From The Telegraph:

Family_2 The Wittgenstein family was one of the richest, most talented and most eccentric in Europe. While the youngest son, Ludwig, became one of the great philosophers of the 20th century, three of his seven siblings committed suicide, and all struggled to grow up in the shadow of their bullying father, Karl. In an extract from his book about the Wittgensteins, Alexander Waugh describes a unique dynasty.


In adult life Paul Wittgenstein was far more famous than his younger brother, but nowadays it is the other way round: Ludwig, or Lucki to the family, has become an icon of the 20th century – the handsome, stammering, tortured, incomprehensible philosopher, around whose formidable personality an extraordinary cult developed in the years that followed his death in 1951. At the time of Gretl and Jerome’s courtship, Paul – attractive, neurotic, learned, nature-loving and intense – was 17 and about to sit his final school examinations at the classical Gymnasium in Wiener Neustadt. Ludwig, a year and a half younger, was lodging during term-time with a family in Linz where he attended lessons at the Staat­sober­realschule, a semi-classical state secondary school of 300 pupils.

According to the recollection of one of his fellow pupils, the majority of the school’s teachers were mentally deranged, and quite a few ended their days as honest-to-God lunatics; their collars were unkempt, their external appearance exuded uncleanness, they were the product of a proletariat denuded of all personal independence of thought, distinguished by unparalleled ignorance and most admirably fitted to become the pillars of an effete system of government which, thank God, is now a thing of the past.

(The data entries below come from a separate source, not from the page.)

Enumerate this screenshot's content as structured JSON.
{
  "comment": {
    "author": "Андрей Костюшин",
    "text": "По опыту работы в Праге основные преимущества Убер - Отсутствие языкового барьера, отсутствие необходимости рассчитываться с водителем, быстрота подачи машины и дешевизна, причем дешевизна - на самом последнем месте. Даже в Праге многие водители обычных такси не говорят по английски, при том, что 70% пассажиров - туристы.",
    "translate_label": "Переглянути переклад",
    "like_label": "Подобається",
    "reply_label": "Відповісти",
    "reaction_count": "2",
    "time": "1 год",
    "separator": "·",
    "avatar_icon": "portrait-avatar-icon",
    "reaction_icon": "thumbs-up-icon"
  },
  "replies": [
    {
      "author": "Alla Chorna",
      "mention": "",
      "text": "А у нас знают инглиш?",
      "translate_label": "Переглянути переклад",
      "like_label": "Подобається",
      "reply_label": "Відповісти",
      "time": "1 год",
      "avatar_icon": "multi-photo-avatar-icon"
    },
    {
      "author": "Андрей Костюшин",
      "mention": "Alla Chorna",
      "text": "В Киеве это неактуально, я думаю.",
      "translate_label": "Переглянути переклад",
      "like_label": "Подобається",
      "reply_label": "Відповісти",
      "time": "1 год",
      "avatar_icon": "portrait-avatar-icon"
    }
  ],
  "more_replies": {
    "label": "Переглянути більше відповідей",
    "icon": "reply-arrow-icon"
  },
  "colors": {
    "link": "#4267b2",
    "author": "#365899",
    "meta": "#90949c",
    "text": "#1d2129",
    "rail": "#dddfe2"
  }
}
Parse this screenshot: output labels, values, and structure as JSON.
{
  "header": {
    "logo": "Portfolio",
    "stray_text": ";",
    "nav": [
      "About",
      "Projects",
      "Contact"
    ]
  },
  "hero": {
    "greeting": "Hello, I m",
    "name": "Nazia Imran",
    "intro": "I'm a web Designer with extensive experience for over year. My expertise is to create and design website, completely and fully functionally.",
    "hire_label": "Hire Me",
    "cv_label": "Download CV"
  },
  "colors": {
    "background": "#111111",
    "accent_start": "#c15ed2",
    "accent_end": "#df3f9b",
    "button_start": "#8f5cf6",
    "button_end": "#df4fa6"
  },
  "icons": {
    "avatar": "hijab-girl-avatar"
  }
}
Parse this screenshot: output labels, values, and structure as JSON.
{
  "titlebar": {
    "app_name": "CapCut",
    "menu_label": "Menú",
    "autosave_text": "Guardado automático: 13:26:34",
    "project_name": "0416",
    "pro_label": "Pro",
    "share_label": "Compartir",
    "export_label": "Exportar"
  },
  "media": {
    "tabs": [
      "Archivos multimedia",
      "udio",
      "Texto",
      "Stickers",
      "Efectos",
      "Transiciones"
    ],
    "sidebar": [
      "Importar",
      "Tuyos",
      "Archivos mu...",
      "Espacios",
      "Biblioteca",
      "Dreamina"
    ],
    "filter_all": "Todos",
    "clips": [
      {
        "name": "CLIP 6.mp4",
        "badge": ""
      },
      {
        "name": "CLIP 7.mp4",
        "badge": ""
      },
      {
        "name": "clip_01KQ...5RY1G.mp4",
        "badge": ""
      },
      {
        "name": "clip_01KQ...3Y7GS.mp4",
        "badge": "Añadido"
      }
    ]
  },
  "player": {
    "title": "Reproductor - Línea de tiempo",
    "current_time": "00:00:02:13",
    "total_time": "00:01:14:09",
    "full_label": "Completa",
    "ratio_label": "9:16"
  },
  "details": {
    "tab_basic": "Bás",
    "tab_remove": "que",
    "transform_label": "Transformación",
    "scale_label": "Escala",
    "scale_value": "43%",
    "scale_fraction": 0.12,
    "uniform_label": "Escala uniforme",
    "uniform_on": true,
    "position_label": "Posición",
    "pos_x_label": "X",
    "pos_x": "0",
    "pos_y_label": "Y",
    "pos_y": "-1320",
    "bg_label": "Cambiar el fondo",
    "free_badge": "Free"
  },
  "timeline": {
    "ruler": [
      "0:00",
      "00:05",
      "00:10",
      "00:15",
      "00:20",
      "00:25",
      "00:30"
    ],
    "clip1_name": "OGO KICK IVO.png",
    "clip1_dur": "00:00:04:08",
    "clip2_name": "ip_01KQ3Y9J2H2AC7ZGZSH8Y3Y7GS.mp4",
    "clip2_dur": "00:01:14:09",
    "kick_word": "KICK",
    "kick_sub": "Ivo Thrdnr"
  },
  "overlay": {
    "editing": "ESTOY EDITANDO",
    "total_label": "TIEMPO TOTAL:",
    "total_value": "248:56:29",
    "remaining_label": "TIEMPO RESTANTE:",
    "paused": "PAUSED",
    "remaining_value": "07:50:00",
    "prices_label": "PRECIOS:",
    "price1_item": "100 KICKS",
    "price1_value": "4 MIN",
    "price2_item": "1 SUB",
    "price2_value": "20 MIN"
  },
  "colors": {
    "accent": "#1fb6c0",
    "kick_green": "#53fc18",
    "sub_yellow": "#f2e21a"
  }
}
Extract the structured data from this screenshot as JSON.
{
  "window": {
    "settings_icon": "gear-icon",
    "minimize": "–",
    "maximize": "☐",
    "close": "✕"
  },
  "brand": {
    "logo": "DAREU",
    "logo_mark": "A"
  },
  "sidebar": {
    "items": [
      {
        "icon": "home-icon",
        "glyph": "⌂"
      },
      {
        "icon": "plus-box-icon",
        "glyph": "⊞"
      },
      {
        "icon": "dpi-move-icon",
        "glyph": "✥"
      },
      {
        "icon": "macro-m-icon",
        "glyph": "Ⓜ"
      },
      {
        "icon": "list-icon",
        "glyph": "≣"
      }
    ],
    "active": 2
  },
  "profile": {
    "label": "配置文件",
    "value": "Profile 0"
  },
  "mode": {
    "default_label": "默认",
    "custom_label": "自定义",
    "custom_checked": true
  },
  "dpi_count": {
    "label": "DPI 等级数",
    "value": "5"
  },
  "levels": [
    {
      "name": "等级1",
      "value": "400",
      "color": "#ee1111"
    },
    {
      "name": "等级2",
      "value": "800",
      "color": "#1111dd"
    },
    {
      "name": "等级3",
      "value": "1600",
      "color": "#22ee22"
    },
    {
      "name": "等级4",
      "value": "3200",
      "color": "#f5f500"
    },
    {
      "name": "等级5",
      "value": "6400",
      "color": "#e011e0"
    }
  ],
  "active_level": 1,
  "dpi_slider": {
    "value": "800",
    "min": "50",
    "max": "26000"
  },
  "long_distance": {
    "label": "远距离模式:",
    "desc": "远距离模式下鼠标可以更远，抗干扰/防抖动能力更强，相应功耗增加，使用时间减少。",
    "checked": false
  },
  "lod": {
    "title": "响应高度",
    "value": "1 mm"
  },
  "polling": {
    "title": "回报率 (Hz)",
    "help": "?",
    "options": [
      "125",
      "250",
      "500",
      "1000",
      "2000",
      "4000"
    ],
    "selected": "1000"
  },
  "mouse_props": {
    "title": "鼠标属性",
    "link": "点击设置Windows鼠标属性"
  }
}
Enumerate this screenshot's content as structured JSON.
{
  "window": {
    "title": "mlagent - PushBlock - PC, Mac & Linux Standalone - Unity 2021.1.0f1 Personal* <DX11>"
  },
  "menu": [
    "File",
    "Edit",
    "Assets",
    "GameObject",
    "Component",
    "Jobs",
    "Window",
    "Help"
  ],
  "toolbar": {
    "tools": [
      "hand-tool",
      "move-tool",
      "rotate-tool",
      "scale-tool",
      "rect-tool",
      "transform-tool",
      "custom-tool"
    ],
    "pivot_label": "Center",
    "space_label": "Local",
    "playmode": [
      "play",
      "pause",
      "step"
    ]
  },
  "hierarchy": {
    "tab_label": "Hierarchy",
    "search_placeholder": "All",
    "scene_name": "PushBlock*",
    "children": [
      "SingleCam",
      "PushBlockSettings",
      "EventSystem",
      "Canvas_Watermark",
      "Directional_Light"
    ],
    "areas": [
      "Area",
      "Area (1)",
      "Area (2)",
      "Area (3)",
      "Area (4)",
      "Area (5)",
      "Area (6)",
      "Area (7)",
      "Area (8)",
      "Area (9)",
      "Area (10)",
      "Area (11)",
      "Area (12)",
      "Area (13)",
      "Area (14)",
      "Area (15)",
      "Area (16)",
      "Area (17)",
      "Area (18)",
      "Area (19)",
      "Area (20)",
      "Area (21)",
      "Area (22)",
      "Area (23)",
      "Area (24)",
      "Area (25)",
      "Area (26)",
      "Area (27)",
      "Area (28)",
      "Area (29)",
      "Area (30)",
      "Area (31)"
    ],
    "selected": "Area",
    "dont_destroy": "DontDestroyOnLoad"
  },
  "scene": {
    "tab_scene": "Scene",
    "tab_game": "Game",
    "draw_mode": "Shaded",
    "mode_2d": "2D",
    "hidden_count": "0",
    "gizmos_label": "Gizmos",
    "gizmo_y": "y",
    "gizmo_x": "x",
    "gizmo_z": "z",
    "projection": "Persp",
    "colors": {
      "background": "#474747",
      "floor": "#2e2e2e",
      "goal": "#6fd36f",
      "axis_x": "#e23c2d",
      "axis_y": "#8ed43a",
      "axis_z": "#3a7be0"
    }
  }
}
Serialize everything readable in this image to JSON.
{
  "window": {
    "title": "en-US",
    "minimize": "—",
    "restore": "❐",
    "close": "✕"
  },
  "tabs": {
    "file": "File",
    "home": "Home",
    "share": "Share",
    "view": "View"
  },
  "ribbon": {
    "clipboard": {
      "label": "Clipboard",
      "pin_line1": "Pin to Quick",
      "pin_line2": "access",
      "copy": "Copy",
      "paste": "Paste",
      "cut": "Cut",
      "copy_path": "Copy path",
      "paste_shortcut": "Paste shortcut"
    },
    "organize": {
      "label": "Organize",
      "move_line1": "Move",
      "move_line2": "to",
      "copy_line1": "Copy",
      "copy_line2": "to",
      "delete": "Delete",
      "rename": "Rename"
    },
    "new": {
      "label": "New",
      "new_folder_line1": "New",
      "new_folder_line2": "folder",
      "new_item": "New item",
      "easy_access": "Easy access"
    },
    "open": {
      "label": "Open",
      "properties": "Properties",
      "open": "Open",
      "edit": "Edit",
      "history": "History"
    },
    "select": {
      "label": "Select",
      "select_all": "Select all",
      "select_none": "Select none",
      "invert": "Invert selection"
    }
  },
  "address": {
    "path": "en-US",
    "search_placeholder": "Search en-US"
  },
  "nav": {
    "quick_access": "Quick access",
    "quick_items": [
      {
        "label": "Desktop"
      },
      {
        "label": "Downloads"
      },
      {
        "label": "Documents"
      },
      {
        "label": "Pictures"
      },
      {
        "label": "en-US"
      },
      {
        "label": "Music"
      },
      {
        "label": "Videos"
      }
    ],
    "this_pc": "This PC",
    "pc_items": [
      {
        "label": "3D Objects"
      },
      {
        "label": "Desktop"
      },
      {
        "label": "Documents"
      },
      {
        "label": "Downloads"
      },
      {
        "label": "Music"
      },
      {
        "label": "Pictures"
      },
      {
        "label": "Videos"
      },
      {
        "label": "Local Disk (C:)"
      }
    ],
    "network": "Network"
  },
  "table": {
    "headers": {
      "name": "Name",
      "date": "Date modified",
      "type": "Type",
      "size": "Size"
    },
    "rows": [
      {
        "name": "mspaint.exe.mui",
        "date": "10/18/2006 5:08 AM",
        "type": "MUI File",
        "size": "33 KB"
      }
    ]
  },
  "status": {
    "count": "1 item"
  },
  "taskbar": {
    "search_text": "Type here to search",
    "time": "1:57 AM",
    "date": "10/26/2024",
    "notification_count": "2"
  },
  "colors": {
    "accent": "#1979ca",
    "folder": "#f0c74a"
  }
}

That pupil – just six days older than Lucki – was Adolf Hitler.

More here.